■ Required work ■
Out of the lines below, please list those that hold the string "expression".
◆ ◆ ◆ ◆ ◆
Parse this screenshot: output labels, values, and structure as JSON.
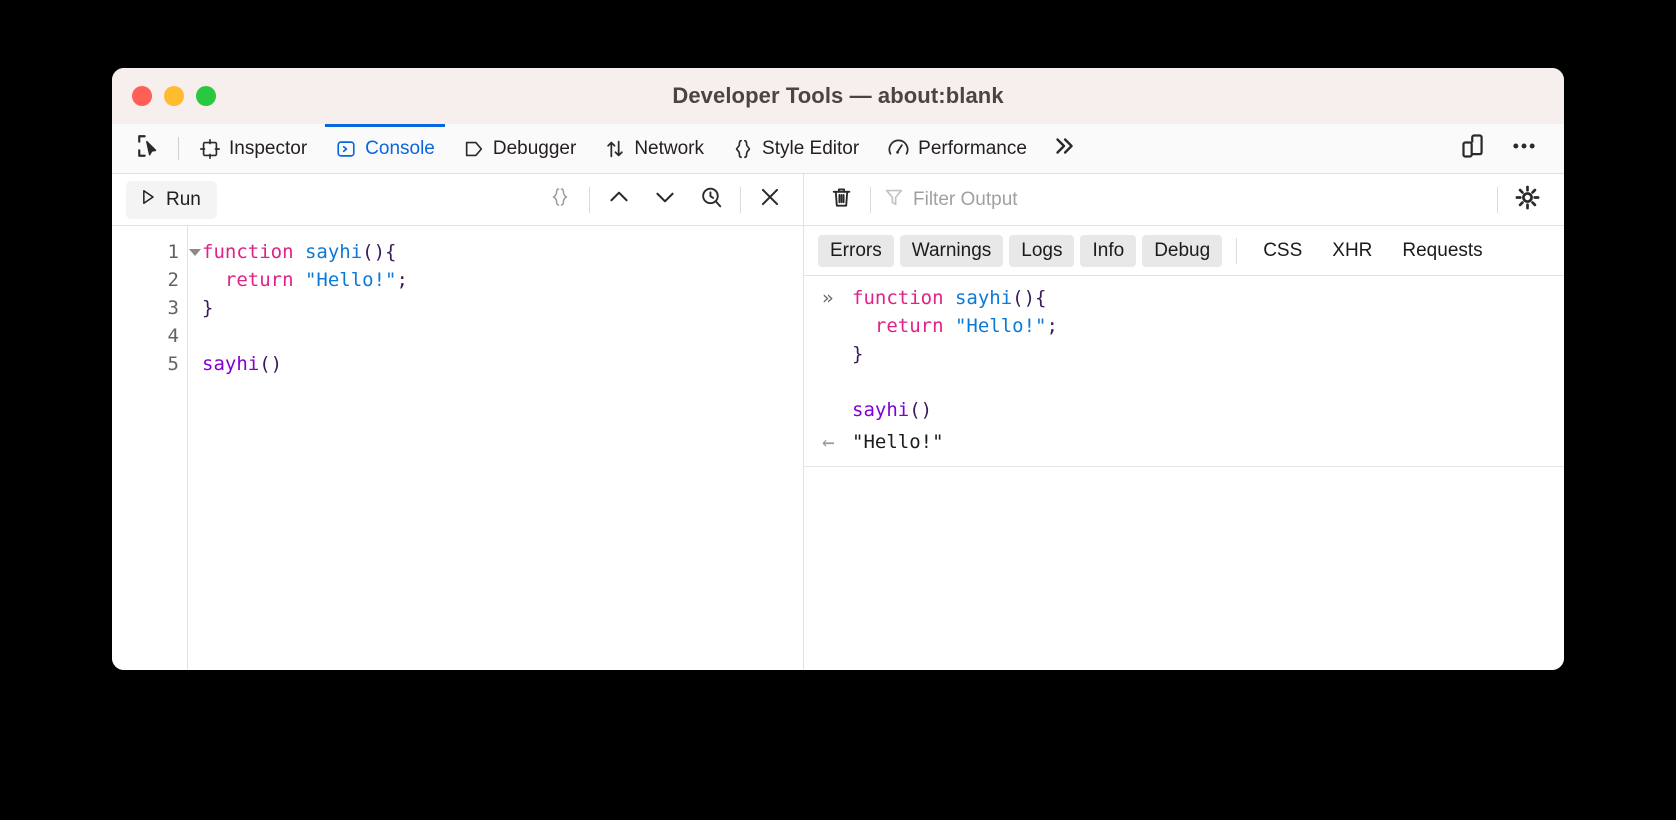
{
  "window": {
    "title": "Developer Tools — about:blank",
    "traffic_lights": [
      "close",
      "minimize",
      "maximize"
    ]
  },
  "toolbar_tabs": {
    "picker_icon": "element-picker-icon",
    "items": [
      {
        "label": "Inspector",
        "icon": "inspector-icon",
        "active": false
      },
      {
        "label": "Console",
        "icon": "console-icon",
        "active": true
      },
      {
        "label": "Debugger",
        "icon": "debugger-icon",
        "active": false
      },
      {
        "label": "Network",
        "icon": "network-icon",
        "active": false
      },
      {
        "label": "Style Editor",
        "icon": "style-editor-icon",
        "active": false
      },
      {
        "label": "Performance",
        "icon": "performance-icon",
        "active": false
      }
    ],
    "overflow_icon": "chevron-double-right-icon",
    "right_icons": [
      "responsive-design-mode-icon",
      "meatball-menu-icon"
    ]
  },
  "editor": {
    "run_label": "Run",
    "run_icon": "play-icon",
    "tools": [
      "pretty-print-icon",
      "previous-expression-icon",
      "next-expression-icon",
      "evaluation-history-icon",
      "close-editor-icon"
    ],
    "line_numbers": [
      "1",
      "2",
      "3",
      "4",
      "5"
    ],
    "lines": [
      [
        {
          "t": "function",
          "c": "kw"
        },
        {
          "t": " ",
          "c": "plain"
        },
        {
          "t": "sayhi",
          "c": "fn"
        },
        {
          "t": "(){",
          "c": "pun"
        }
      ],
      [
        {
          "t": "  ",
          "c": "plain"
        },
        {
          "t": "return",
          "c": "kw"
        },
        {
          "t": " ",
          "c": "plain"
        },
        {
          "t": "\"Hello!\"",
          "c": "str"
        },
        {
          "t": ";",
          "c": "pun"
        }
      ],
      [
        {
          "t": "}",
          "c": "pun"
        }
      ],
      [
        {
          "t": "",
          "c": "plain"
        }
      ],
      [
        {
          "t": "sayhi",
          "c": "fnp"
        },
        {
          "t": "()",
          "c": "pun"
        }
      ]
    ]
  },
  "console": {
    "clear_icon": "trash-icon",
    "filter_icon": "funnel-icon",
    "filter_placeholder": "Filter Output",
    "settings_icon": "gear-icon",
    "filters": [
      {
        "label": "Errors",
        "active": true
      },
      {
        "label": "Warnings",
        "active": true
      },
      {
        "label": "Logs",
        "active": true
      },
      {
        "label": "Info",
        "active": true
      },
      {
        "label": "Debug",
        "active": true
      },
      {
        "label": "CSS",
        "active": false
      },
      {
        "label": "XHR",
        "active": false
      },
      {
        "label": "Requests",
        "active": false
      }
    ],
    "messages": [
      {
        "type": "input",
        "marker": "»",
        "lines": [
          [
            {
              "t": "function",
              "c": "kw"
            },
            {
              "t": " ",
              "c": "plain"
            },
            {
              "t": "sayhi",
              "c": "fn"
            },
            {
              "t": "(){",
              "c": "pun"
            }
          ],
          [
            {
              "t": "  ",
              "c": "plain"
            },
            {
              "t": "return",
              "c": "kw"
            },
            {
              "t": " ",
              "c": "plain"
            },
            {
              "t": "\"Hello!\"",
              "c": "str"
            },
            {
              "t": ";",
              "c": "pun"
            }
          ],
          [
            {
              "t": "}",
              "c": "pun"
            }
          ],
          [
            {
              "t": "",
              "c": "plain"
            }
          ],
          [
            {
              "t": "sayhi",
              "c": "fnp"
            },
            {
              "t": "()",
              "c": "pun"
            }
          ]
        ]
      },
      {
        "type": "result",
        "marker": "←",
        "value": "\"Hello!\""
      }
    ]
  },
  "colors": {
    "accent": "#0a66de",
    "titlebar": "#f7efed",
    "keyword": "#e0218a",
    "function": "#0b7ad6",
    "function_call": "#8000d7",
    "string": "#0b7ad6",
    "punctuation": "#3b1a5c"
  }
}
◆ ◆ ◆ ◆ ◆
■ Solution for this task ■
      "previous-expression-icon",
      "next-expression-icon",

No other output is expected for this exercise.